City to sue state over gun laws
Fed up with foot-dragging in Harrisburg over gun control, Philadelphia is now taking its case to court. City Councilman Darrell L. Clarke said last night that the city plans to file a lawsuit today in Philadelphia Common Pleas Court alleging that the General Assembly has failed in its duty to protect the residents of the city.
Fed up with foot-dragging in Harrisburg over gun control, Philadelphia is now taking its case to court.
City Councilman Darrell L. Clarke said last night that the city plans to file a lawsuit today in Philadelphia Common Pleas Court alleging that the General Assembly has failed in its duty to protect the residents of the city.
"It is becoming increasingly clear to me that the General Assembly is unwilling or unable to act," Clarke said in a telephone interview last night. "We have no choice but to go to court."
Straw purchases have proliferated dramatically because the state has failed to enact laws that rein them in, he said.
In a straw purchase, somebody legally acquires a firearm and then sells it to somebody else who is not eligible to own one, such as a convicted felon on parole or probation. Critics say that straw purchases are responsible for much of the firepower on the city's streets.
In addition to authorizing the suit today, Council intends to approve eight gun-control measures that have been languishing in Council for more than a year, Clarke said.

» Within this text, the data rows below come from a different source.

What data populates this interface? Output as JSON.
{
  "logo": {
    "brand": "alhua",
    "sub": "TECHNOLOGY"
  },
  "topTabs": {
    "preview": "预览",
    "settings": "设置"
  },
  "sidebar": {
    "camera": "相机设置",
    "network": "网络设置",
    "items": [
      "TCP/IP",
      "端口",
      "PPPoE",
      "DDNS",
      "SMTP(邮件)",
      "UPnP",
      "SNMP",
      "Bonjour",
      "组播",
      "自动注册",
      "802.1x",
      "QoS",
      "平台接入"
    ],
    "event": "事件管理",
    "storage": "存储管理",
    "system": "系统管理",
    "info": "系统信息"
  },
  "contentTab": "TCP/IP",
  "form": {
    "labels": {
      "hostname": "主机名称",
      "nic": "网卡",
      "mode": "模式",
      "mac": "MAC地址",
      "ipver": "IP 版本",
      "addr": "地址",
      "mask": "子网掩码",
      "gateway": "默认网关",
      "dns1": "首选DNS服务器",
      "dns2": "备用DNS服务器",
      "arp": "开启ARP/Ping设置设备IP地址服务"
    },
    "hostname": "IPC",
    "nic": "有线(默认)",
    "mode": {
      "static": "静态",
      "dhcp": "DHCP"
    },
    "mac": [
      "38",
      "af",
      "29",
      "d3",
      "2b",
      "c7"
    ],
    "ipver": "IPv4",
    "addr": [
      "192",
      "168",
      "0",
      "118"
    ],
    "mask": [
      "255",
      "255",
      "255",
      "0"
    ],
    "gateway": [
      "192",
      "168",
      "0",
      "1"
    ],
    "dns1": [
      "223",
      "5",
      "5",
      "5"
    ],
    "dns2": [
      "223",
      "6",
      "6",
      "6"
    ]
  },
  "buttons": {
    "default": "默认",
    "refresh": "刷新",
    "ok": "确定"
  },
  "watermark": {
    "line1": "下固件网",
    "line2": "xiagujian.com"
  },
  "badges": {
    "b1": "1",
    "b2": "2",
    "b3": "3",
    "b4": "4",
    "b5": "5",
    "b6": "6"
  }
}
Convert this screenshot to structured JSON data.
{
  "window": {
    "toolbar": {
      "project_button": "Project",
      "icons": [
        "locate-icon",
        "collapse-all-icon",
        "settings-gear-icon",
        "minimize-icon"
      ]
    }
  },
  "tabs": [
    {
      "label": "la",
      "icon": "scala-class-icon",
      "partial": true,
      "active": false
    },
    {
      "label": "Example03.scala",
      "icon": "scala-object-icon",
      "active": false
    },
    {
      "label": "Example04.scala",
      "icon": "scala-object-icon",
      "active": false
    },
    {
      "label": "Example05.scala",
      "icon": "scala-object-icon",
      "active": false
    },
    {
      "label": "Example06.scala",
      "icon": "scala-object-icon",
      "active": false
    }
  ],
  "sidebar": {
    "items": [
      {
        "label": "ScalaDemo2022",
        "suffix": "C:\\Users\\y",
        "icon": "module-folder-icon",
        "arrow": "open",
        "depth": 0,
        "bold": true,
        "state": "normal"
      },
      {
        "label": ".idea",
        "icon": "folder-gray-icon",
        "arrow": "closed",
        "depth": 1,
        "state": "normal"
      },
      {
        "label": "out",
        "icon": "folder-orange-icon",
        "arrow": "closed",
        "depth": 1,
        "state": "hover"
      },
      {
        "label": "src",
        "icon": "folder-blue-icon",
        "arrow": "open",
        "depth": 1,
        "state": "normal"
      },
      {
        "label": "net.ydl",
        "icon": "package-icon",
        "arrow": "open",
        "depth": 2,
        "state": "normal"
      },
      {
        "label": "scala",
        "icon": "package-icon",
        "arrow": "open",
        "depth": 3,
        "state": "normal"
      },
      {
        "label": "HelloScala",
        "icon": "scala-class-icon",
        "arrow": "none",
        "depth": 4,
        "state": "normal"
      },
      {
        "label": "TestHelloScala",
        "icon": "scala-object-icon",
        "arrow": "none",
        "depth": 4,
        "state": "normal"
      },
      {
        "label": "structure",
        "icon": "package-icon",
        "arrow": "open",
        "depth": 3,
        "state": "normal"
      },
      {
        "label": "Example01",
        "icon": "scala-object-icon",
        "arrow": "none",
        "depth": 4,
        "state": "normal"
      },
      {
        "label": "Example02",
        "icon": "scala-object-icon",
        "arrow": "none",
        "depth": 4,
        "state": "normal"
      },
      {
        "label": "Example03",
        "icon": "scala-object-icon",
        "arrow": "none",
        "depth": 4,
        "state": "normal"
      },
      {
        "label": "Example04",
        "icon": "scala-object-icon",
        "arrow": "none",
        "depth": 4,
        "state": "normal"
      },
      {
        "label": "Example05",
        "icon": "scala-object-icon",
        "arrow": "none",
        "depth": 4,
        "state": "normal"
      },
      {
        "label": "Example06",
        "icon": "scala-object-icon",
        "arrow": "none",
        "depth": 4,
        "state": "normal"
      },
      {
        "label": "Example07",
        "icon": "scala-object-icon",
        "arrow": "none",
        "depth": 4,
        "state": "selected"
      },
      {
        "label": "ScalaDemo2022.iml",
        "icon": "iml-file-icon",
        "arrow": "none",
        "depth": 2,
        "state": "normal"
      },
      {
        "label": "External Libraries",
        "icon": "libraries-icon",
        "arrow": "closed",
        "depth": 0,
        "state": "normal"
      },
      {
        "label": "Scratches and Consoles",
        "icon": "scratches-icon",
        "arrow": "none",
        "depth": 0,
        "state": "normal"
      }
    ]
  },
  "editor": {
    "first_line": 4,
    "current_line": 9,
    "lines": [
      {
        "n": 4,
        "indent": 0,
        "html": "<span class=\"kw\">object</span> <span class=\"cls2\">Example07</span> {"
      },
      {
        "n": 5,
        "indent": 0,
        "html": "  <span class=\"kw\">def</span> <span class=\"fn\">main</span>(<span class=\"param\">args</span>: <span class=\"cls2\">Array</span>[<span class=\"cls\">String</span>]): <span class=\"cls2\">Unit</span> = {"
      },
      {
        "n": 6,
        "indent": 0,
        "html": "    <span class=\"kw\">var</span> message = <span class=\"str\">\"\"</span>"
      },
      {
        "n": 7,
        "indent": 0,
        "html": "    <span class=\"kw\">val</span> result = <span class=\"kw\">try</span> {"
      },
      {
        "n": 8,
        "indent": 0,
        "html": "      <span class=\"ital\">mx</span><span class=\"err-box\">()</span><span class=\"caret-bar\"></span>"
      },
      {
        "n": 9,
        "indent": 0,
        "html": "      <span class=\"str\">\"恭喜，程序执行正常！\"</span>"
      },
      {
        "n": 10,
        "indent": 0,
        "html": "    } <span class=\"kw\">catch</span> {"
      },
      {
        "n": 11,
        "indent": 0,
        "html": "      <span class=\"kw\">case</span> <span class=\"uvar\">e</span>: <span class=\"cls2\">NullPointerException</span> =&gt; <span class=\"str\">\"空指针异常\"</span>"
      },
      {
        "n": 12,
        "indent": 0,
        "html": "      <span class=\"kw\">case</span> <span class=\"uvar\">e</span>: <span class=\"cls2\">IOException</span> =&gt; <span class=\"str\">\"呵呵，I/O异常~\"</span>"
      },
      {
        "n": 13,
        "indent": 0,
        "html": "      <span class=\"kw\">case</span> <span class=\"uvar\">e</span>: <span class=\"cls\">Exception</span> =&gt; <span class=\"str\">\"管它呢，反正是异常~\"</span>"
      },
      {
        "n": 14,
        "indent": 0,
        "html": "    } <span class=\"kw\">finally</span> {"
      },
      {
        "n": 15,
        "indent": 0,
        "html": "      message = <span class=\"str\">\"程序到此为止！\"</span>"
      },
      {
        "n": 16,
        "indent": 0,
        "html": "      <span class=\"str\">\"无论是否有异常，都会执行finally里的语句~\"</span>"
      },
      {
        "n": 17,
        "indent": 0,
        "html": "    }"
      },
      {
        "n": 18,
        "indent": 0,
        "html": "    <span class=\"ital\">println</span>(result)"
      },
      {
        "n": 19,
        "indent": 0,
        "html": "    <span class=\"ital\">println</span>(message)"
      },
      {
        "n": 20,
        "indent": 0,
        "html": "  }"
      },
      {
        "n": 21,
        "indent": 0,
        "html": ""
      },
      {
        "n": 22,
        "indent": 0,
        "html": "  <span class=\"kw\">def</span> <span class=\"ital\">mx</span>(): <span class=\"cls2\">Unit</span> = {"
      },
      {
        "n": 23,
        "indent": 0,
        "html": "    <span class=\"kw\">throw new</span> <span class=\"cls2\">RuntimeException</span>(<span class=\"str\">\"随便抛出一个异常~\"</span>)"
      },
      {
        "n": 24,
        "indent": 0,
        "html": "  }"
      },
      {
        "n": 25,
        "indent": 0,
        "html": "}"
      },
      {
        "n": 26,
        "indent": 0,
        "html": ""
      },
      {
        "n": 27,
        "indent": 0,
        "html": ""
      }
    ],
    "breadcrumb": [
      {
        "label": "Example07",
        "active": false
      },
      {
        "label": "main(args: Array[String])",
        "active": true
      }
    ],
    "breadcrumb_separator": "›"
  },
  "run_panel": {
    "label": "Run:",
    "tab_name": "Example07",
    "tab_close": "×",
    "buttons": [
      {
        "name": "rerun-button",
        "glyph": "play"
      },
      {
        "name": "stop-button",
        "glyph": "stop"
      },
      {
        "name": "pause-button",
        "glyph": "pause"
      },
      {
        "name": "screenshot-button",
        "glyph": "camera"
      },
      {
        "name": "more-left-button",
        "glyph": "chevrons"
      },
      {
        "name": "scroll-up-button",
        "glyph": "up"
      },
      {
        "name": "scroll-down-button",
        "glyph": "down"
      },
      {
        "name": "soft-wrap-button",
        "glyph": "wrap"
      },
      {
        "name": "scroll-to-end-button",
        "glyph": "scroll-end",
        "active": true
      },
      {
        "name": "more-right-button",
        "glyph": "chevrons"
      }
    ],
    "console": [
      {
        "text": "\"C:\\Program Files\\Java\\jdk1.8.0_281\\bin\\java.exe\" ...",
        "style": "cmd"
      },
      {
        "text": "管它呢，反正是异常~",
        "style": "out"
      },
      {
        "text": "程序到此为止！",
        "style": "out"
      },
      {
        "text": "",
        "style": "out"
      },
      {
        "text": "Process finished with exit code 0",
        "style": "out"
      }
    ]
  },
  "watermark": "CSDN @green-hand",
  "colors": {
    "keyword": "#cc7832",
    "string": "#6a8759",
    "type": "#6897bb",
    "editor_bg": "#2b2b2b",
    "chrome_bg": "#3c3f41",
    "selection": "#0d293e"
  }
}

Among other things, the bills call for limiting handgun purchases to one a month, and for owners to report any guns that are lost or stolen, Clark said.
David Kairys, a professor at the Beasley School of Law at Temple University, said that the laws Council is expected to enact today should be valid because of the city's Home Rule Charter. But the charter's power is diminishing, he said.
"The legislature and the Supreme Court have so undercut it that it's hard to say we have home rule anymore," said Kairys, who in the 1990s led the city's legal team in an unsuccessful court challenge against handgun manufacturers.
He said he could not comment on the particulars of the lawsuit to be filed today because he hadn't seen it.
Clarke said that while several members of the city's Harrisburg delegation had worked tirelessly on the gun-control issue, they had not been able to sway their more-rural colleagues to their side.
"The fact that we are approaching 150 murders means that we can no longer wait for them to get their act together," he said. As of midnight Tuesday, 137 homicides had occurred in the city.
Legislation sponsored by Rep. Angel Cruz (D., Phila.) that called for gun registration and an annual fee of $10 a gun triggered a massive outcry from opponents who said they felt the legislation threatened their right to own guns. Several lawmakers who initially supported Cruz's measure have since backed off.